At the end of the party, her 60-something father lingered and told her that he was very pleased to have been diagnosed with Transgender Identity Disorder, because that would mean he could get the sex-change surgery that he had always wanted funded by the Veterans Administration and Medicare.
The VA policy says that “medically necessary care is provided to enrolled or otherwise eligible intersex and transgender veterans, including hormonal therapy, mental health care, preoperative evaluation, and medically necessary post-operative and long-term care following sex reassignment surgery. Sex reassignment surgery cannot be performed or funded by VA.”
Peterson said she doesn’t know if there is guilt on the part of her father about the VA’s “mixed up priorities.”
“His mindset is such that, if you don’t agree with him and embrace what he believes and where he is, then you are just flat out wrong,” he said.
Her father asked her to publicly advocate for transgendered bathrooms in public places, because he sees himself as victim, she said.
“It seems very narcissistic. All they see is themselves,” said Peterson.
Meanwhile, Lee waits. He has no treatment for his seizures, he continues to fill out forms, and he is out of a career – because of the seizures he says he suffers due to combat.
“Can’t really have a machine gun and have a seizure,” he said.
He continues to be tossed from doctor to doctor, with no real regard for what seems to be a worsening disorder with all associated side effects like memory loss and emotional trauma.
“The doctors are immune from the courts because they were either working for the Army or the Department of Veterans Affairs,” he said.
Short-term, problems remain, he said.
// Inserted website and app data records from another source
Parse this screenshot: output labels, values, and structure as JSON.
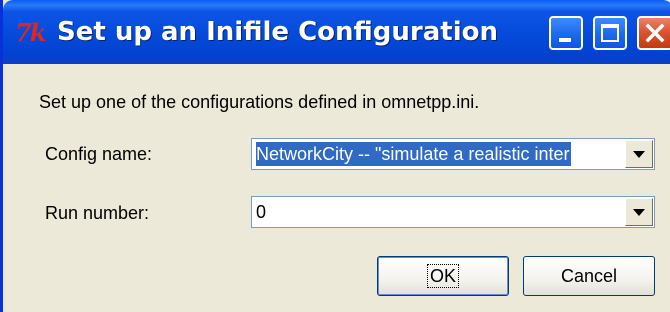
{
  "window": {
    "title": "Set up an Inifile Configuration",
    "app_icon": "tk-logo-icon",
    "logo_text": "Tk"
  },
  "titlebar_buttons": {
    "minimize_icon": "minimize-icon",
    "maximize_icon": "maximize-icon",
    "close_icon": "close-icon"
  },
  "dialog": {
    "message": "Set up one of the configurations defined in omnetpp.ini.",
    "config": {
      "label": "Config name:",
      "value": "NetworkCity -- \"simulate a realistic inter",
      "dropdown_icon": "chevron-down-icon"
    },
    "run": {
      "label": "Run number:",
      "value": "0",
      "dropdown_icon": "chevron-down-icon"
    }
  },
  "buttons": {
    "ok_label": "OK",
    "cancel_label": "Cancel"
  },
  "colors": {
    "titlebar": "#0449d8",
    "close_button": "#d8522c",
    "selection": "#316ac5",
    "dialog_bg": "#ece9d8"
  }
}
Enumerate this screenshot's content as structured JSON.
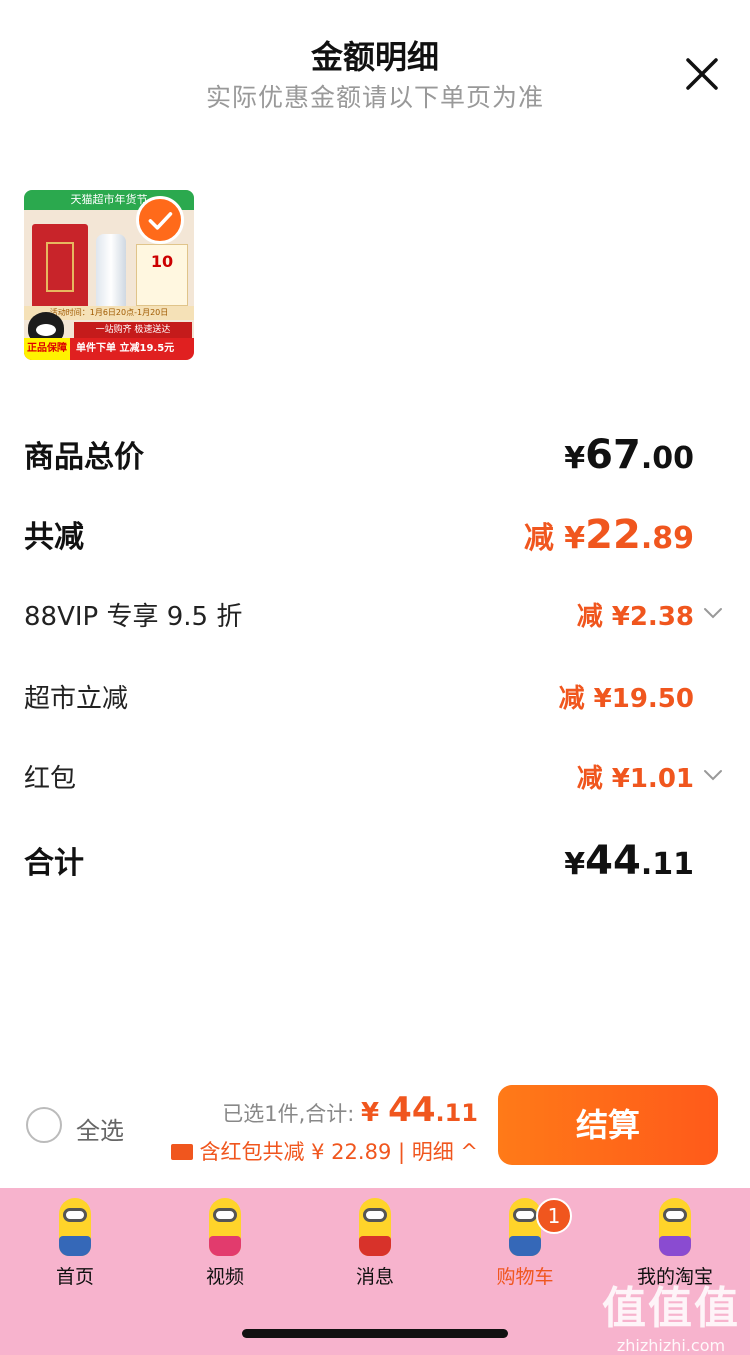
{
  "header": {
    "title": "金额明细",
    "subtitle": "实际优惠金额请以下单页为准"
  },
  "product": {
    "banner": "天猫超市年货节",
    "card_text": "10",
    "strip_text": "活动时间：1月6日20点-1月20日",
    "strip2_text": "一站购齐 极速送达",
    "guarantee_tag": "正品保障",
    "promo_text": "单件下单 立减19.5元"
  },
  "breakdown": {
    "total_price": {
      "label": "商品总价",
      "currency": "¥",
      "int": "67",
      "dec": ".00"
    },
    "total_discount": {
      "label": "共减",
      "prefix": "减",
      "currency": "¥",
      "int": "22",
      "dec": ".89"
    },
    "vip": {
      "label": "88VIP 专享 9.5 折",
      "amount": "减 ¥2.38"
    },
    "supermarket": {
      "label": "超市立减",
      "amount": "减 ¥19.50"
    },
    "red_packet": {
      "label": "红包",
      "amount": "减 ¥1.01"
    },
    "sum": {
      "label": "合计",
      "currency": "¥",
      "int": "44",
      "dec": ".11"
    }
  },
  "bottom_bar": {
    "select_all": "全选",
    "selected_text": "已选1件,合计: ",
    "total_currency": "¥ ",
    "total_int": "44",
    "total_dec": ".11",
    "discount_text": "含红包共减 ¥ 22.89 | 明细 ^",
    "checkout": "结算"
  },
  "tabbar": {
    "tabs": [
      {
        "label": "首页"
      },
      {
        "label": "视频"
      },
      {
        "label": "消息"
      },
      {
        "label": "购物车",
        "badge": "1"
      },
      {
        "label": "我的淘宝"
      }
    ]
  },
  "watermark": {
    "big": "值值值",
    "small": "zhizhizhi.com"
  },
  "colors": {
    "accent": "#f0561e",
    "tabbar_bg": "#f7b3cd",
    "checkout_btn": "#ff6a1a"
  }
}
But long-term, Lee said he has decided to go to law school so that he can represent other veterans like himself, and he is currently working an internship with a prosecutor’s office in Jefferson City, Missouri, about 30 miles from his law school.
He says that many in his position who have seen combat and were injured during their duties don’t fare as well as he has.
“They didn’t acclimate as well as I did. They started having problems, getting into trouble. And a lot of them, instead of receiving treatment … substance abuse treatment, TBI treatment… they were punished for their trouble. Kicked out of the military and denied benefits,” he said.
“I am going to law school and I am going to represent these people. I have the unique, inside perspective to what is really going on,” he said.